_Exercise objective_
Leave out the pictures and retype everything else in the records below exactly.

══ Provided data

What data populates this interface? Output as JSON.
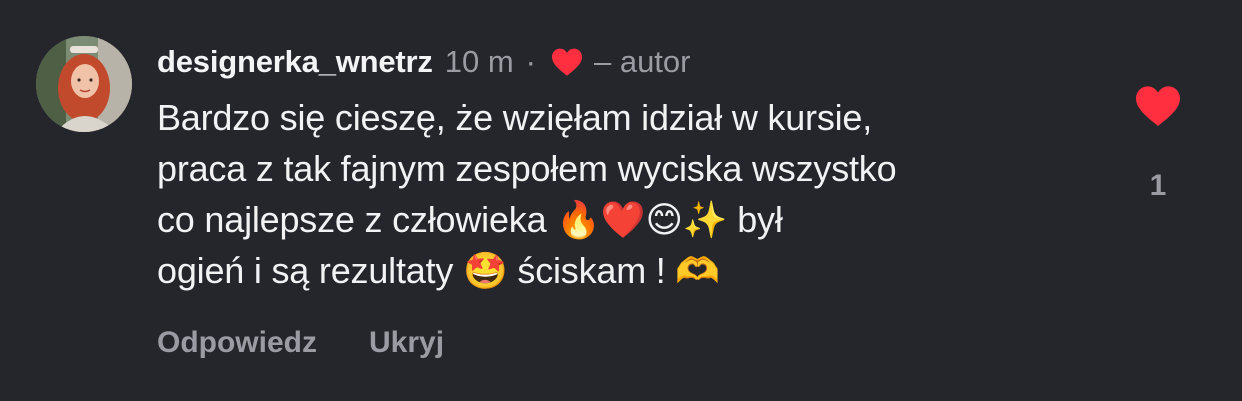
{
  "comment": {
    "username": "designerka_wnetrz",
    "time": "10 m",
    "separator": "·",
    "author_tag": "– autor",
    "text": "Bardzo się cieszę, że wzięłam idział w kursie,\npraca z tak fajnym zespołem wyciska wszystko\nco najlepsze z człowieka 🔥❤️😊✨ był\nogień i są rezultaty 🤩 ściskam ! 🫶",
    "actions": {
      "reply": "Odpowiedz",
      "hide": "Ukryj"
    },
    "like_count": "1",
    "liked": true,
    "author_liked": true
  },
  "colors": {
    "background": "#25262b",
    "text": "#f2f2f4",
    "muted": "#9a9ba3",
    "heart": "#ff2f40"
  },
  "icons": {
    "author_like": "heart-icon",
    "like_button": "heart-icon"
  }
}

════

_Answer to the problem_
What data populates this interface? Output as JSON.
{
  "comment": {
    "username": "designerka_wnetrz",
    "time": "10 m",
    "separator": "·",
    "author_tag": "– autor",
    "text": "Bardzo się cieszę, że wzięłam idział w kursie,\npraca z tak fajnym zespołem wyciska wszystko\nco najlepsze z człowieka 🔥❤️😊✨ był\nogień i są rezultaty 🤩 ściskam ! 🫶",
    "actions": {
      "reply": "Odpowiedz",
      "hide": "Ukryj"
    },
    "like_count": "1",
    "liked": true,
    "author_liked": true
  },
  "colors": {
    "background": "#25262b",
    "text": "#f2f2f4",
    "muted": "#9a9ba3",
    "heart": "#ff2f40"
  },
  "icons": {
    "author_like": "heart-icon",
    "like_button": "heart-icon"
  }
}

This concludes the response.